|Hemp, C; Kehl, S; Schultz, O; Wägele, W; Hemp, A: Climatic fluctuations and topography as motor for speciation: case study on Parepistaurus Karsch, 1896 (Orthoptera: Acrididae, Coptacridinae), Systematic Entomology, 40(1), 17–34 (2015), doi:10.1111/syen.12092|
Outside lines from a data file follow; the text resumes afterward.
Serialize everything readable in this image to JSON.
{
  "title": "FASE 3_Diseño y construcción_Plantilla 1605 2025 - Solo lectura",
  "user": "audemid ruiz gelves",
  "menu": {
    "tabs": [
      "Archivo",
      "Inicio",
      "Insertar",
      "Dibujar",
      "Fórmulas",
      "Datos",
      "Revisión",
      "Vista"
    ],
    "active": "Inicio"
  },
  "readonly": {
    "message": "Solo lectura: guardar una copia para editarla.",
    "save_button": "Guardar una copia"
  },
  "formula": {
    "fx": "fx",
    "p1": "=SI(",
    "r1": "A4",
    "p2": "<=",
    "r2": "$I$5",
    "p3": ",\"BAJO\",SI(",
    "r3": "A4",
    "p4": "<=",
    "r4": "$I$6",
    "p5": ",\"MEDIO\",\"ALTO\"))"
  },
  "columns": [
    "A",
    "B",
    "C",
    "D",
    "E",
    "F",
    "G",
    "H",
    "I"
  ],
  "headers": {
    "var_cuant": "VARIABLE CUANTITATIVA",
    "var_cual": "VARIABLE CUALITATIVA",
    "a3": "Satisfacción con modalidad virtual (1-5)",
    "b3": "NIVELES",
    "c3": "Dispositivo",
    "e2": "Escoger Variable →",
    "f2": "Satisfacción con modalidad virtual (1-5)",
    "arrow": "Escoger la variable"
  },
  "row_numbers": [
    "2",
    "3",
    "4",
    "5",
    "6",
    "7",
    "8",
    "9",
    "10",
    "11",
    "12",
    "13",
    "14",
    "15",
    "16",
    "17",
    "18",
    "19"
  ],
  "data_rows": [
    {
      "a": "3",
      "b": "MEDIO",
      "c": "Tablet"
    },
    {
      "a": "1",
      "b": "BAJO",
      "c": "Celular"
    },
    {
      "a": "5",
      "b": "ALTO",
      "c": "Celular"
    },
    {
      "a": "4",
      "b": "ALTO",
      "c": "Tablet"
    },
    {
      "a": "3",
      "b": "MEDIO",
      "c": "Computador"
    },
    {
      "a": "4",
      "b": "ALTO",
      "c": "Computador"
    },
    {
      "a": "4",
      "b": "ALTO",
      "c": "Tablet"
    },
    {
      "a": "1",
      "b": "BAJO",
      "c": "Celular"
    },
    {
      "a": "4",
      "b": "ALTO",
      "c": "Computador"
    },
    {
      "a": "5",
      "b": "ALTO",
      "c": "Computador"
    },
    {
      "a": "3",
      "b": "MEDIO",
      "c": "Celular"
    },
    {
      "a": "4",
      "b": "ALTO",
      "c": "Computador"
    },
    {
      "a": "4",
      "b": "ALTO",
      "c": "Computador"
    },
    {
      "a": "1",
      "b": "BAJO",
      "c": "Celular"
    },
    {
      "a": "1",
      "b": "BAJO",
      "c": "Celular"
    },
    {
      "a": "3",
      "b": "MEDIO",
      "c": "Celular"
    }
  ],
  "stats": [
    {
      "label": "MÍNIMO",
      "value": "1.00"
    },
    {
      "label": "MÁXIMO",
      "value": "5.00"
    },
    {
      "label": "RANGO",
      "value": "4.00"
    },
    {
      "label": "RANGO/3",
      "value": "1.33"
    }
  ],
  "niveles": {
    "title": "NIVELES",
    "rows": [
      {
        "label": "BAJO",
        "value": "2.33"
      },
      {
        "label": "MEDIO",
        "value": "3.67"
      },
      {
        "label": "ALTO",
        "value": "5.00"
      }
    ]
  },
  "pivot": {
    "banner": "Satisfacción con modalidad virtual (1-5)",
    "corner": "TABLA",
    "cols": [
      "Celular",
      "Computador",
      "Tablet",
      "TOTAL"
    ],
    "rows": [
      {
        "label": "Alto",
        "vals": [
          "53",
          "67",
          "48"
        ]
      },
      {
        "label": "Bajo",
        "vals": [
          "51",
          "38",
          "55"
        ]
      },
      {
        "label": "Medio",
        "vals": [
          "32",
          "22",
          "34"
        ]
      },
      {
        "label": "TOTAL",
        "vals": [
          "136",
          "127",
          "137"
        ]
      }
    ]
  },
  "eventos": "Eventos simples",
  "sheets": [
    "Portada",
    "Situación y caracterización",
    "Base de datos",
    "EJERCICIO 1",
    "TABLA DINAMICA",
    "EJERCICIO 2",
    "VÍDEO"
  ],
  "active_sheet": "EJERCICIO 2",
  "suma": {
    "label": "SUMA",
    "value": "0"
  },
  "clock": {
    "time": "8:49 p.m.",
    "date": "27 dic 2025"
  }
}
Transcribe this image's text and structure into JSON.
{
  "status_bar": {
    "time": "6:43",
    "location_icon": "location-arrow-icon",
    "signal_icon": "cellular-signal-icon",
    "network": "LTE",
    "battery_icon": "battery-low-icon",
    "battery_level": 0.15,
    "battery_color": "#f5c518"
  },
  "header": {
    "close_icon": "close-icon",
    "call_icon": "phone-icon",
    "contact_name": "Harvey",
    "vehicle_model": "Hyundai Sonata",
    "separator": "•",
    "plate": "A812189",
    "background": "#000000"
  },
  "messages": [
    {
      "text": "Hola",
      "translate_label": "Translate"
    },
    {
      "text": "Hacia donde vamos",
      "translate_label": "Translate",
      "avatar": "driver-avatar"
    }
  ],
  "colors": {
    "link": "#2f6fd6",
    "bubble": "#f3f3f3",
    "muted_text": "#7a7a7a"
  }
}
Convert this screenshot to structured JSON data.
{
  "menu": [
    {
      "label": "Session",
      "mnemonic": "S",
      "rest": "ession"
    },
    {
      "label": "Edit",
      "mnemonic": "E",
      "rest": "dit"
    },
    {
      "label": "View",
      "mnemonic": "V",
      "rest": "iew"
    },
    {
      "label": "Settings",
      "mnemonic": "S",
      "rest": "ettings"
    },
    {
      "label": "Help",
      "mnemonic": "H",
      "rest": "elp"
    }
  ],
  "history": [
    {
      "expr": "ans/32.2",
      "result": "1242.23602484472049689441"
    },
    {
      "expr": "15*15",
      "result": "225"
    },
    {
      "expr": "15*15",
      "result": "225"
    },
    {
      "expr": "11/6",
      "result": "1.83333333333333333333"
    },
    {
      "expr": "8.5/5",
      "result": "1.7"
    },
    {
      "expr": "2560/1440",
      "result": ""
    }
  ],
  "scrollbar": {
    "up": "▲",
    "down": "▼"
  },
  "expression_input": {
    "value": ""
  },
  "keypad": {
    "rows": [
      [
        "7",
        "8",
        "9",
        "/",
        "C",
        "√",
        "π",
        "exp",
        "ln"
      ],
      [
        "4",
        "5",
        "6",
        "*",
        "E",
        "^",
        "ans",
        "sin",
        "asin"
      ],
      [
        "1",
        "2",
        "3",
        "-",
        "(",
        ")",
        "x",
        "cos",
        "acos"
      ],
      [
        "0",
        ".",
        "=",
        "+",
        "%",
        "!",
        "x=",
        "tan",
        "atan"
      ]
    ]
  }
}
Mechanisms of speciation of flightless grasshoppers in mountainous and coastal EastAfrica are inferred considering (i) phylogenies estimated with a combination of molecular markers (16S rRNA locus, COI and H3), (ii) ecological data and (iii) the geographic distribution of Parepistaurus species. The study suggests that coastal taxa of Parepistaurus belong to ancestral lineages from which evolved the high diversity of species found in the Eastern Arc Mountains of Tanzania and Kenya, which are geologically ancient mountain formations. Network analyses and a molecular clock approach, calibrated with the geological age of the volcanoes, suggested that speciation was boosted by climatic fluctuations affecting large areas of East Africa. With the aridification beginning 2.8Ma, forest taxa were isolated due to forest fragmentation and populations were separated by extended grasslands, which are avoided by Parepistaurus species. However, a humid period between 2.7 and 2.5Ma triggered a spread of coastal taxa along the Eastern Arc Mountains. Forests expanded again and riparian vegetation along rivers draining into the Indian Ocean probably served as corridors for the dispersal of coastal taxa to the hinterland. The inland volcanoes such as Mount Kilimanjaro are therefore good timemarkers because their geological age is known, limiting the available time for speciation processes of mountainous Parepistaurus in the area to a maximum of about 1–2 Ma. A third humid but cold period between 1.1 and 0.9Ma probably further boosted the spread of several flightless and montane-adapted Orthoptera taxa.